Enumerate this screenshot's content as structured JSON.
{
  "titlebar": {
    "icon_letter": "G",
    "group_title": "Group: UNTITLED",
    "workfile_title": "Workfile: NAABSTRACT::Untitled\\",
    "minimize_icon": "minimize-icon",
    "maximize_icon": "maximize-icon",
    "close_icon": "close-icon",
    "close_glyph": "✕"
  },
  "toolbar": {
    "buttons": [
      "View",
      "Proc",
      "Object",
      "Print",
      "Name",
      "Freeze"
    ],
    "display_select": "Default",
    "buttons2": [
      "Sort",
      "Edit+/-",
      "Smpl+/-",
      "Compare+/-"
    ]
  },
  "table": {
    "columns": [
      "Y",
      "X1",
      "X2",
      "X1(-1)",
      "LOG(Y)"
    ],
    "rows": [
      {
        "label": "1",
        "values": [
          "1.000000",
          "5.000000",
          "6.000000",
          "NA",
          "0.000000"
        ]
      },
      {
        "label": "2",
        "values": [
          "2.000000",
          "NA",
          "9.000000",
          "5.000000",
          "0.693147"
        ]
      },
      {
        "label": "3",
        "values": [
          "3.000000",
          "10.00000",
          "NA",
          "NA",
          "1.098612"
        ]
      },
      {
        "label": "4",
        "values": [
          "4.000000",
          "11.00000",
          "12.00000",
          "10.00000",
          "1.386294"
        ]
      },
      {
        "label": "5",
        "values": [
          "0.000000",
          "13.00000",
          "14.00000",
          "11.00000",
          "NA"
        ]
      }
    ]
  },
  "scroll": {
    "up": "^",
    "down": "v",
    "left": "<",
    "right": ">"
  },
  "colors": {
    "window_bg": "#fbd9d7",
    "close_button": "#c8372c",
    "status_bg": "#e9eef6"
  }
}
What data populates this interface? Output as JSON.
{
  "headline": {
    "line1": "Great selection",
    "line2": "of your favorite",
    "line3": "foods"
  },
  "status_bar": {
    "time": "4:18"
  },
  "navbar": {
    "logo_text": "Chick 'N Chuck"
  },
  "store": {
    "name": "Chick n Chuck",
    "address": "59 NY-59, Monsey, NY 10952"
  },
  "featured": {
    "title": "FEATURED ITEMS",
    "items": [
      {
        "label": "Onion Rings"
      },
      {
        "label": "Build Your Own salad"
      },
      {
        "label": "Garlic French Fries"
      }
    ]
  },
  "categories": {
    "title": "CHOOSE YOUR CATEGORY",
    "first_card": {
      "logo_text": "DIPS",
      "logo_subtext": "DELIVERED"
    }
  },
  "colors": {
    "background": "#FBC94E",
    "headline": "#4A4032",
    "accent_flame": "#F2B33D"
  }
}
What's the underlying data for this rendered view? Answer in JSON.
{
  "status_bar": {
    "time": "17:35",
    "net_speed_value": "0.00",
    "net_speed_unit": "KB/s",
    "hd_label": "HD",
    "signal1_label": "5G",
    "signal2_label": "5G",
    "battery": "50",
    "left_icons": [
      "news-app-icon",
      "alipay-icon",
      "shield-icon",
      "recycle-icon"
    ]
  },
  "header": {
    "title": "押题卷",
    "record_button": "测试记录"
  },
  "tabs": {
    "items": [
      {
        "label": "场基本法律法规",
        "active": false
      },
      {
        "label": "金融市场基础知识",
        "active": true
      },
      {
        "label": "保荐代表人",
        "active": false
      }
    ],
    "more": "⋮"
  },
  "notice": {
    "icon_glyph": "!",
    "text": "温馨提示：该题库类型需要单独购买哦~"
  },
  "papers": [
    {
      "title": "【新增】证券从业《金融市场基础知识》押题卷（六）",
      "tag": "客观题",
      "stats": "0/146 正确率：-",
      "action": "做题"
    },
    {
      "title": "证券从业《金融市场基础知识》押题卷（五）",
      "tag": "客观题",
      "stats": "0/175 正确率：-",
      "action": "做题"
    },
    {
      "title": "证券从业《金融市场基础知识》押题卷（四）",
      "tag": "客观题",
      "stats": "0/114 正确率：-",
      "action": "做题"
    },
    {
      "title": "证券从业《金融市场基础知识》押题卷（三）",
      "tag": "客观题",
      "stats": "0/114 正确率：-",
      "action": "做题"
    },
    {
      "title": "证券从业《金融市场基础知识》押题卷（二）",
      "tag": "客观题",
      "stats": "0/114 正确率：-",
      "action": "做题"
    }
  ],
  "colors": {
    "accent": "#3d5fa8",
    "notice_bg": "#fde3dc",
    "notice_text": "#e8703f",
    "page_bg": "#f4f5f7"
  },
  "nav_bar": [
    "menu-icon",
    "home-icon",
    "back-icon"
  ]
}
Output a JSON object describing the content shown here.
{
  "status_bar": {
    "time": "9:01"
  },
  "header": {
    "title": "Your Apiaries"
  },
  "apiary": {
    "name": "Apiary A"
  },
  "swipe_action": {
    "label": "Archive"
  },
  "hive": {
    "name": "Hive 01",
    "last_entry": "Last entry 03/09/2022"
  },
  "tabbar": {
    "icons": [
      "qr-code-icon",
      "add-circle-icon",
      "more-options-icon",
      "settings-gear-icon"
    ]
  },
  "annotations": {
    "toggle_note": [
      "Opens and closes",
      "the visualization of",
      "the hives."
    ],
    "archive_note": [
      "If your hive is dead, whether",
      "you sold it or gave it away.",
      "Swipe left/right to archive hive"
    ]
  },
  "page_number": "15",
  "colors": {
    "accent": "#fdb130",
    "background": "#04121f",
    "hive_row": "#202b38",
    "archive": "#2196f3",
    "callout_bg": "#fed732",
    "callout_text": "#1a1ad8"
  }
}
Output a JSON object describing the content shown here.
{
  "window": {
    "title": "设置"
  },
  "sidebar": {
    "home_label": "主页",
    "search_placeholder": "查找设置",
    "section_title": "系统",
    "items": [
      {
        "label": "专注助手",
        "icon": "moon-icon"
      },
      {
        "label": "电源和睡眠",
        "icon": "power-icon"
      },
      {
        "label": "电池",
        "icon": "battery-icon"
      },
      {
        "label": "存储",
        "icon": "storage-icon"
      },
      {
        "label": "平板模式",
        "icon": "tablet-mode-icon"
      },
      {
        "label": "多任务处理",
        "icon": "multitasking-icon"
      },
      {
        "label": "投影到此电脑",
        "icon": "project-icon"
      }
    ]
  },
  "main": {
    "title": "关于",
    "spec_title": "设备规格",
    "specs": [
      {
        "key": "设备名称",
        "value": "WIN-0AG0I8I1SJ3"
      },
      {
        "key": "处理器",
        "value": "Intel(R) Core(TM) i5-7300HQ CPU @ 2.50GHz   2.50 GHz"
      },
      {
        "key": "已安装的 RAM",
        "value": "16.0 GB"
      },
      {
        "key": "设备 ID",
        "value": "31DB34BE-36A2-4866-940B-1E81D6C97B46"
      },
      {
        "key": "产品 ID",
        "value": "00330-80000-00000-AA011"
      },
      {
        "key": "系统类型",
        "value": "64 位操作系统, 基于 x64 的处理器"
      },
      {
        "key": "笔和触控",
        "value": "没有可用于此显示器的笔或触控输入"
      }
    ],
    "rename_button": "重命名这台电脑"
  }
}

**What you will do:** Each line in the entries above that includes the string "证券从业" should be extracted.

**Solution for this task:**
      "title": "【新增】证券从业《金融市场基础知识》押题卷（六）",
      "title": "证券从业《金融市场基础知识》押题卷（五）",
      "title": "证券从业《金融市场基础知识》押题卷（四）",
      "title": "证券从业《金融市场基础知识》押题卷（三）",
      "title": "证券从业《金融市场基础知识》押题卷（二）",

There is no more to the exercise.